Second Gift Conversion Rates
There’s definitely a lot of data that points to the value of year-end donors. But our data so far is simply a snapshot in time. But what about long-term? Is focusing on donors who gave their first gift at year-end really worth it, or does giving balance out in the end, no matter when the first gift was made?
So, the chart below is a little complex but bear with me. It shows a blended average of donor retention for the years 2016 (roughly 60 months ago) to present for donors who gave in the January through October timeframe (in blue) and donors who gave in November and December (in orange).
While the second gift conversation rate is roughly the same at the beginning, after one year, there is a clear divergence between the two groups as donors who joined in November and December start to retain at a much higher rate.
The overall retention rate also bumps up on the anniversary of the first gift (roughly every 11 – 13 months), but the strongest divergence occurs within the first 12 months. More study needs to be made to fully understand what is going on here, but the difference is dramatic.
There are lots of lessons here. We don’t necessarily have to wait awhile until we ask for a second gift. In some cases, donors get so energized about making their first gift to a cause that they want to give again and again, and how much time has elapsed doesn’t matter so much.
Also, don’t give up on donors after a year. The retention of donors is potentially much higher than we ever thought.
And finally, there is something to the value of donors who give in November and December, whether it’s timing, the focus charities put on giving at the end of the year, or a combination of these and other factors. They are more valuable than we ever imagined!
About the Fundraising Effectiveness Project
The Fundraising Effectiveness Project publishes quarterly and annual reports that examine key fundraising metrics, serving as a benchmark for nonprofit executives, development staff and researchers.
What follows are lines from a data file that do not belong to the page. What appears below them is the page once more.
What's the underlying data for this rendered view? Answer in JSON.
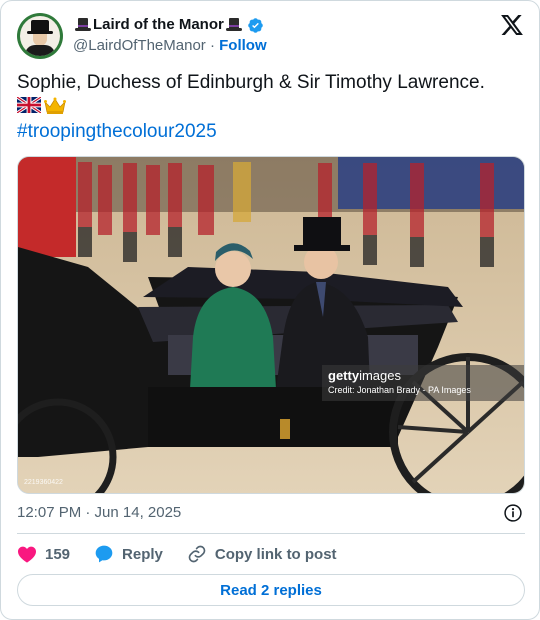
{
  "author": {
    "display_name": "Laird of the Manor",
    "handle": "@LairdOfTheManor",
    "separator": "·",
    "follow_label": "Follow"
  },
  "tweet": {
    "text": "Sophie, Duchess of Edinburgh & Sir Timothy Lawrence.",
    "emojis": [
      "uk-flag",
      "crown"
    ],
    "hashtag": "#troopingthecolour2025"
  },
  "media": {
    "watermark_brand_bold": "getty",
    "watermark_brand_light": "images",
    "credit": "Credit: Jonathan Brady - PA Images",
    "image_id": "2219360422"
  },
  "meta": {
    "timestamp": "12:07 PM · Jun 14, 2025"
  },
  "actions": {
    "like_count": "159",
    "reply_label": "Reply",
    "copy_label": "Copy link to post"
  },
  "footer": {
    "replies_label": "Read 2 replies"
  },
  "colors": {
    "link_blue": "#006fd6",
    "like_red": "#f91880",
    "verified_blue": "#1d9bf0",
    "secondary_text": "#536471",
    "border": "#cfd9de"
  }
}
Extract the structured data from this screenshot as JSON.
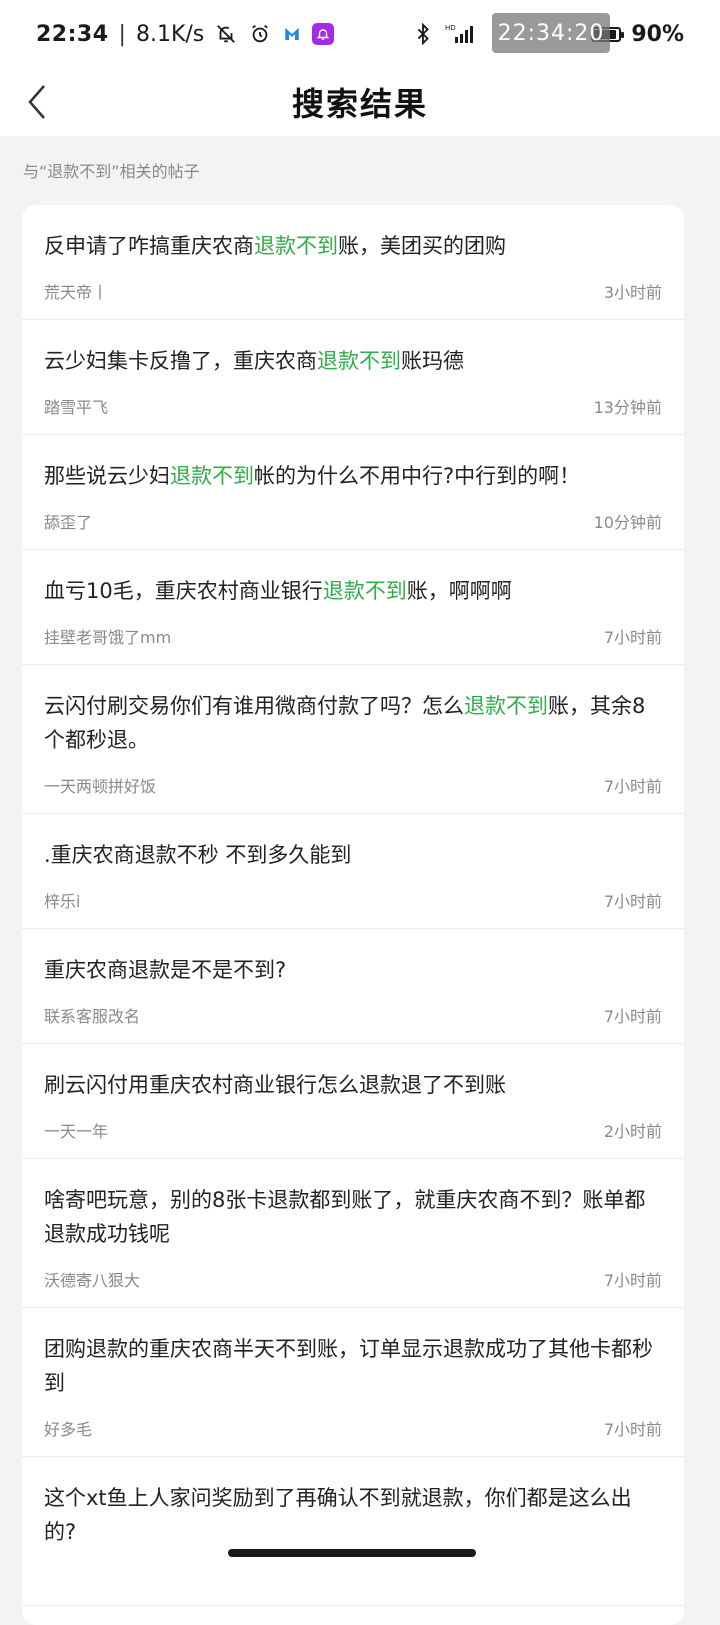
{
  "status_bar": {
    "time": "22:34",
    "separator": "|",
    "net_speed": "8.1K/s",
    "clock_overlay": "22:34:20",
    "battery_level": 0.9,
    "battery_percent": "90%",
    "signal_label": "HD"
  },
  "header": {
    "title": "搜索结果"
  },
  "caption": "与“退款不到”相关的帖子",
  "highlight_color": "#2fae4a",
  "posts": [
    {
      "before": "反申请了咋搞重庆农商",
      "highlight": "退款不到",
      "after": "账，美团买的团购",
      "author": "荒天帝丨",
      "time": "3小时前"
    },
    {
      "before": "云少妇集卡反撸了，重庆农商",
      "highlight": "退款不到",
      "after": "账玛德",
      "author": "踏雪平飞",
      "time": "13分钟前"
    },
    {
      "before": "那些说云少妇",
      "highlight": "退款不到",
      "after": "帐的为什么不用中行?中行到的啊！",
      "author": "舔歪了",
      "time": "10分钟前"
    },
    {
      "before": "血亏10毛，重庆农村商业银行",
      "highlight": "退款不到",
      "after": "账，啊啊啊",
      "author": "挂壁老哥饿了mm",
      "time": "7小时前"
    },
    {
      "before": "云闪付刷交易你们有谁用微商付款了吗？怎么",
      "highlight": "退款不到",
      "after": "账，其余8个都秒退。",
      "author": "一天两顿拼好饭",
      "time": "7小时前"
    },
    {
      "before": ".重庆农商退款不秒 不到多久能到",
      "highlight": "",
      "after": "",
      "author": "梓乐i",
      "time": "7小时前"
    },
    {
      "before": "重庆农商退款是不是不到?",
      "highlight": "",
      "after": "",
      "author": "联系客服改名",
      "time": "7小时前"
    },
    {
      "before": "刷云闪付用重庆农村商业银行怎么退款退了不到账",
      "highlight": "",
      "after": "",
      "author": "一天一年",
      "time": "2小时前"
    },
    {
      "before": "啥寄吧玩意，别的8张卡退款都到账了，就重庆农商不到？账单都退款成功钱呢",
      "highlight": "",
      "after": "",
      "author": "沃德寄八狠大",
      "time": "7小时前"
    },
    {
      "before": "团购退款的重庆农商半天不到账，订单显示退款成功了其他卡都秒到",
      "highlight": "",
      "after": "",
      "author": "好多毛",
      "time": "7小时前"
    },
    {
      "before": "这个xt鱼上人家问奖励到了再确认不到就退款，你们都是这么出的?",
      "highlight": "",
      "after": "",
      "author": "",
      "time": ""
    }
  ]
}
The Fundraising Effectiveness Project and the Growth in Giving database are both administered by the Association of Fundraising Professionals Foundation for Philanthropy in collaboration with GivingTuesday.
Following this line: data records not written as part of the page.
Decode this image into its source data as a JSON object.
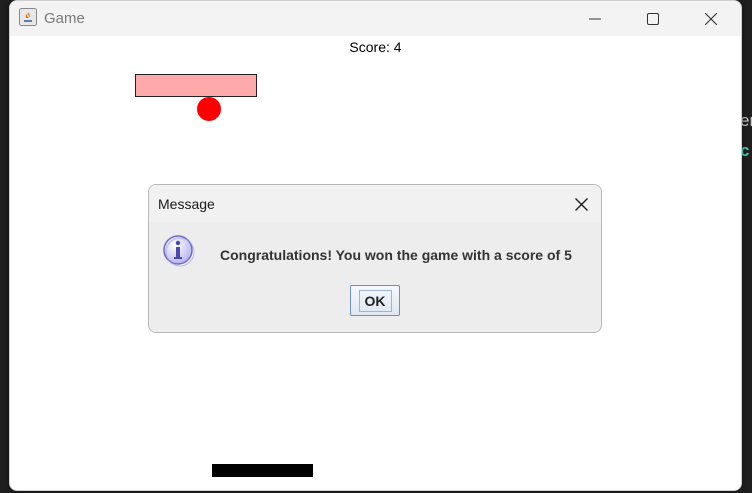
{
  "window": {
    "title": "Game"
  },
  "game": {
    "score_label": "Score: 4"
  },
  "dialog": {
    "title": "Message",
    "message": "Congratulations! You won the game with a score of 5",
    "ok_label": "OK"
  },
  "background": {
    "fragment_1": "er",
    "fragment_2": "c"
  },
  "colors": {
    "brick": "#ffaaaa",
    "ball": "#ff0000",
    "paddle": "#000000",
    "dialog_bg": "#ededed"
  },
  "icons": {
    "app": "java-icon",
    "dialog": "info-icon",
    "minimize": "minimize-icon",
    "maximize": "maximize-icon",
    "close": "close-icon"
  }
}
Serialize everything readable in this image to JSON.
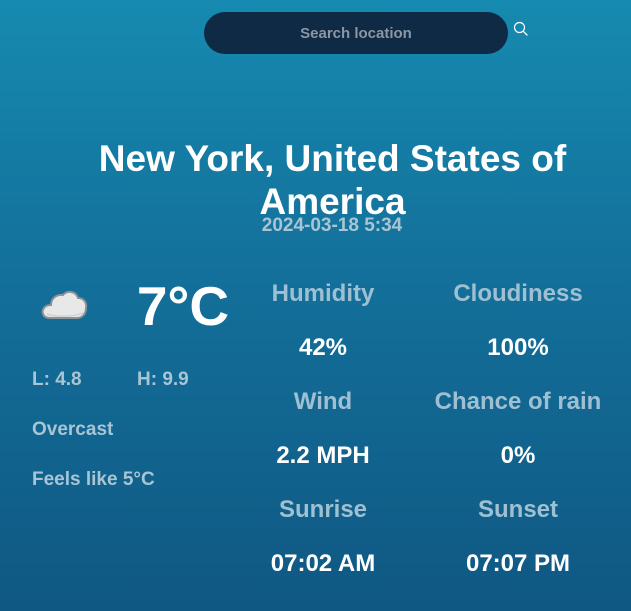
{
  "search": {
    "placeholder": "Search location",
    "value": ""
  },
  "location": {
    "name": "New York, United States of America",
    "datetime": "2024-03-18 5:34"
  },
  "current": {
    "icon": "cloud-icon",
    "temperature": "7°C",
    "low": "L: 4.8",
    "high": "H: 9.9",
    "condition": "Overcast",
    "feels_like": "Feels like 5°C"
  },
  "metrics": {
    "humidity_label": "Humidity",
    "humidity_value": "42%",
    "cloudiness_label": "Cloudiness",
    "cloudiness_value": "100%",
    "wind_label": "Wind",
    "wind_value": "2.2 MPH",
    "rain_label": "Chance of rain",
    "rain_value": "0%",
    "sunrise_label": "Sunrise",
    "sunrise_value": "07:02 AM",
    "sunset_label": "Sunset",
    "sunset_value": "07:07 PM"
  },
  "colors": {
    "background_top": "#168ab0",
    "background_bottom": "#0f5883",
    "search_bar": "#0e2a45",
    "muted_text": "#a9c5d4"
  }
}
The Growth in Giving database is the world’s largest public record of donation activity, with more than 204 million donation transactions, and is continuously updated by leading fundraising software thought leaders (in alphabetical order) Bloomerang, DonorPerfect, Keela, and NeonCRM. Additional partners include the 7th Day Adventists, The Biedermann Group, DataLake Nonprofit Research, and DonorTrends (a division of EveryAction). For more information and how you or your fundraising software provider can participate, please visit http://afpglobal.org/fep.
Benjamin Miller is a consummate entrepreneur drawing upon degrees in mathematics and systems engineering to advance applied data science in the nonprofit sector. Ben is the chief analytic officer at DonorTrends, a division of EveryAction, and has helped raise billions of dollars from tens of millions of donors for thousands of organizations over his career. Ben also serves on the AFP Research Council and is the chair of the working group for the Fundraising Effectiveness Project of the Growth in Giving Initiative.